Through it all the commas provide the rhythm, the underlying beat, and removing them – so long as the sense is not impaired – is an artistic and not a pedantic decision. Take this famous sentence by Jack Kerouac: “They danced down the streets like dingledodies, and I shambled after as I’ve been doing all my life after people who interest me, because the only people for me are the mad ones, the ones who are mad to live, mad to talk, mad to be saved, desirous of everything at the same time, the ones that never yawn or say a commonplace thing, but burn, burn, burn like fabulous yellow roman candles exploding like spiders across the stars and in the middle you see the blue centerlight pop and everybody goes ‘Awww!’” If you add a comma after “stars”, or “pop”, you destroy the crescendo.
Or consider this magnificent deployment of the full arsenal of commas, hyphens, colons and full stops: “Lolita, light of my life, fire of my loins. My sin, my soul. Lo-lee-ta: the tip of the tongue taking a trip of three steps down the palate to tap, at three, on the teeth. Lo. Lee. Ta.” I can imagine Nabokov writing and rewriting these sentences, searching for the perfect rhythm. Remove the sub-clause “at three” and it no longer works.
Conversely, examine this clunky New Yorker sentence, quoted in the article, which Mary Norris defends: “When I was in high school, at Horace Mann, in the Bronx, in the nineteen-seventies, everyone took pride in the brilliant eccentricity of our teachers.” It’s hideous. By the time you have waded through the thicket of sub-clauses to reach the clearing of the sentence – the eccentric teachers – you have lost all interest. I would remove at least one comma: “When I was in high school, at Horace Mann in the Bronx, in the nineteen-seventies, everyone took pride in the brilliant eccentricity of our teachers.” More likely I would reorder the sentence, thus: “When I was in high school in the nineteen-seventies, at Horace Mann in the Bronx, everyone took pride in the brilliant eccentricity of our teachers.”

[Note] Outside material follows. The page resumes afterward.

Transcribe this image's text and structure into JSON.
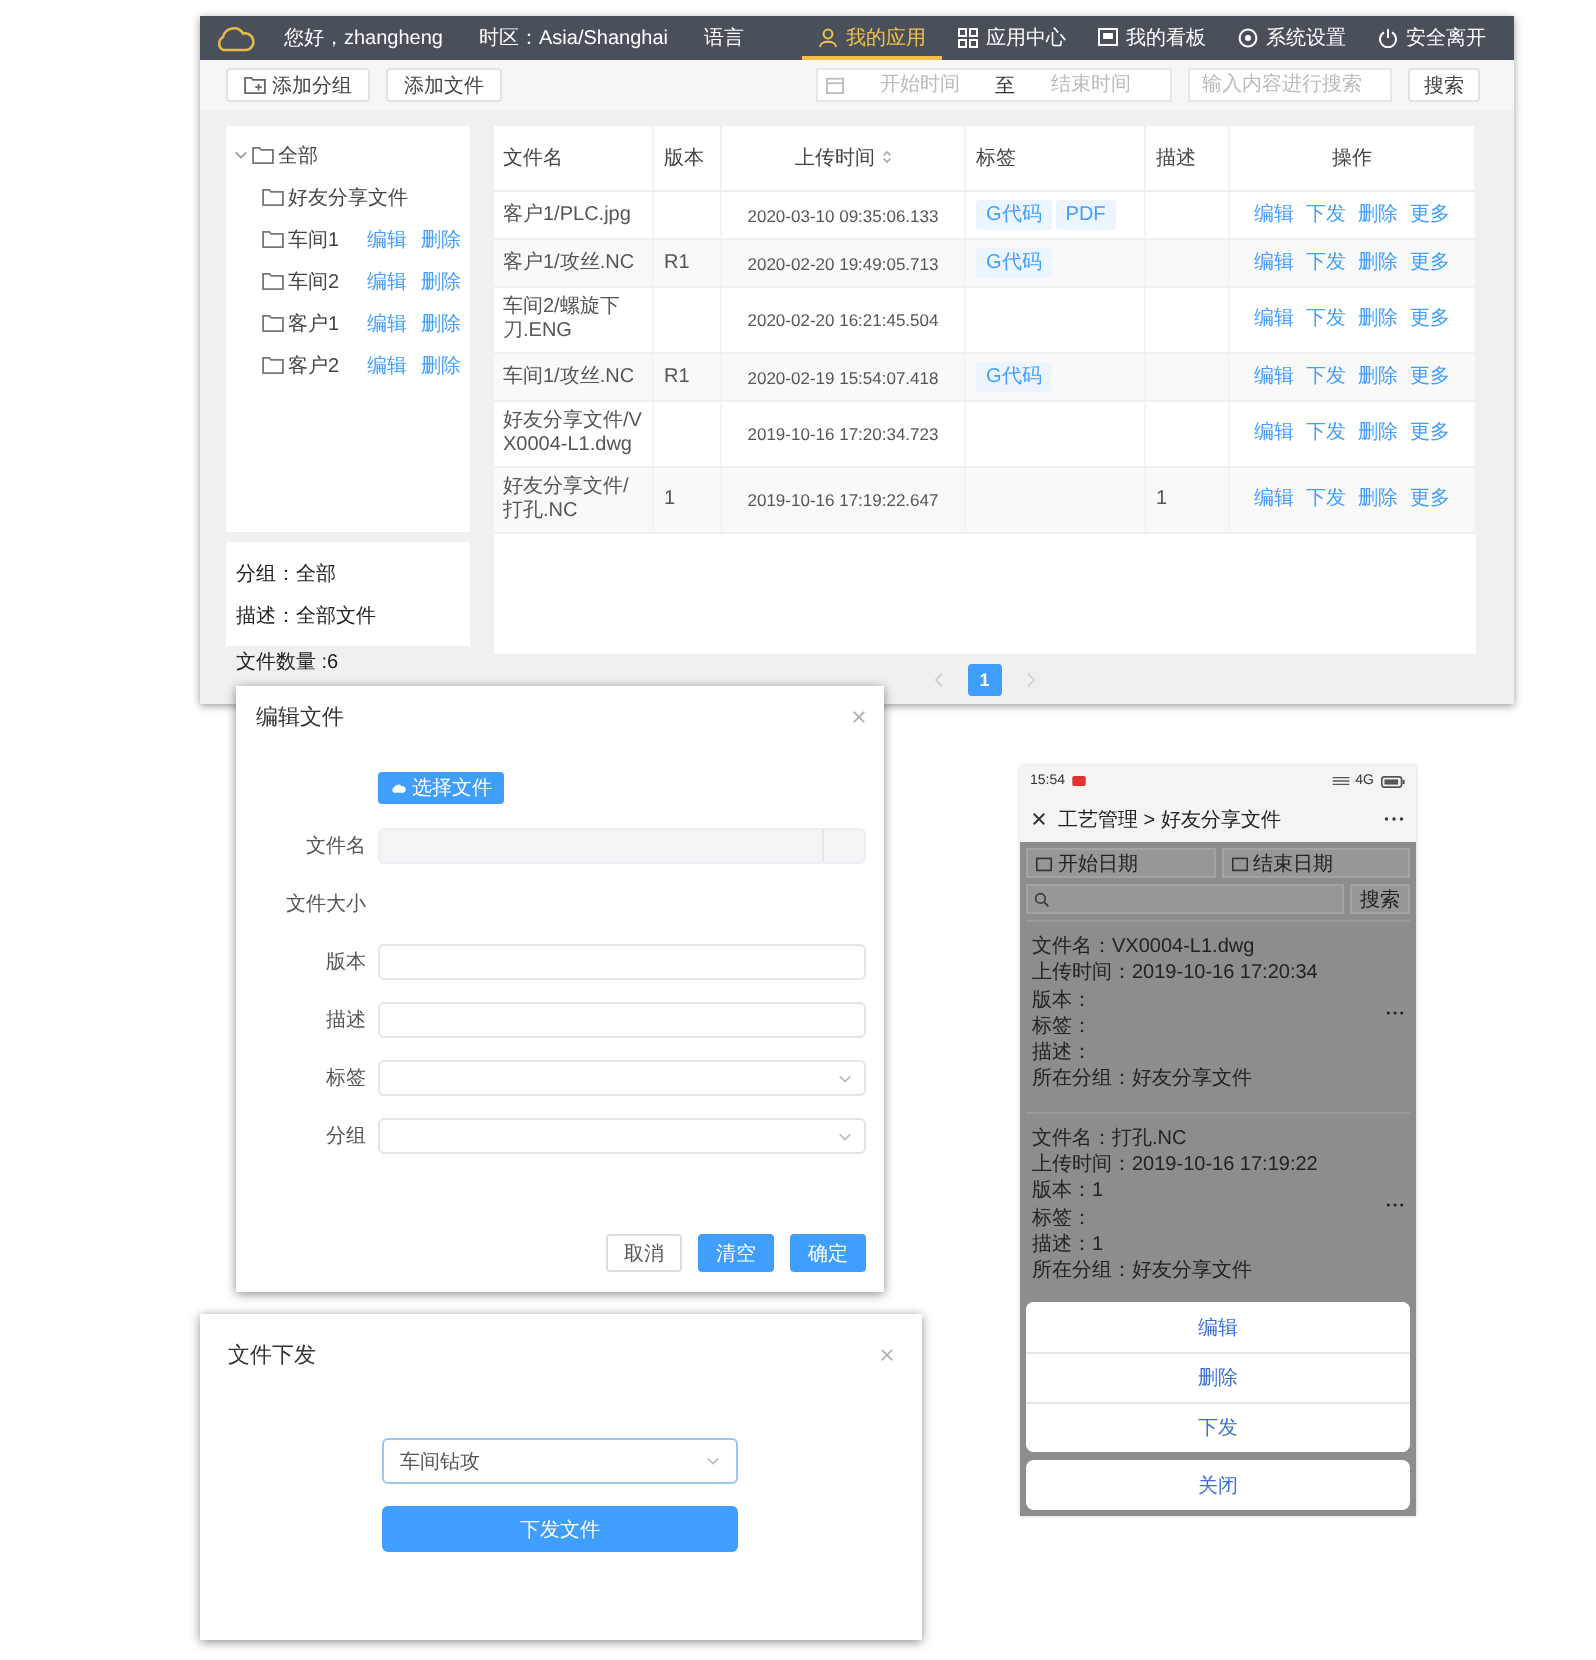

It is axiomatic to me that the best writing is that which can be read out loud with the greatest pleasure for both speaker and listener. This hits home particularly when you have children, to whom you read stories. It was a joy to discover that The Lion, The Witch And The Wardrobe (note that CS Lewis eschews in his title the fussy serial or “Oxford” comma upon which the New Yorker insists), which I had adored as a child, was, as an adult, the most mellifluous of all books to read aloud.
A copy-editor’s job is to ensure that a piece of prose is accurate, comprehensible, and follows house style in order to avoid jarring inconsistencies between different authors. But to do so at the expense of rhythm, rather than to support it, seems to me plainly wrong-headed.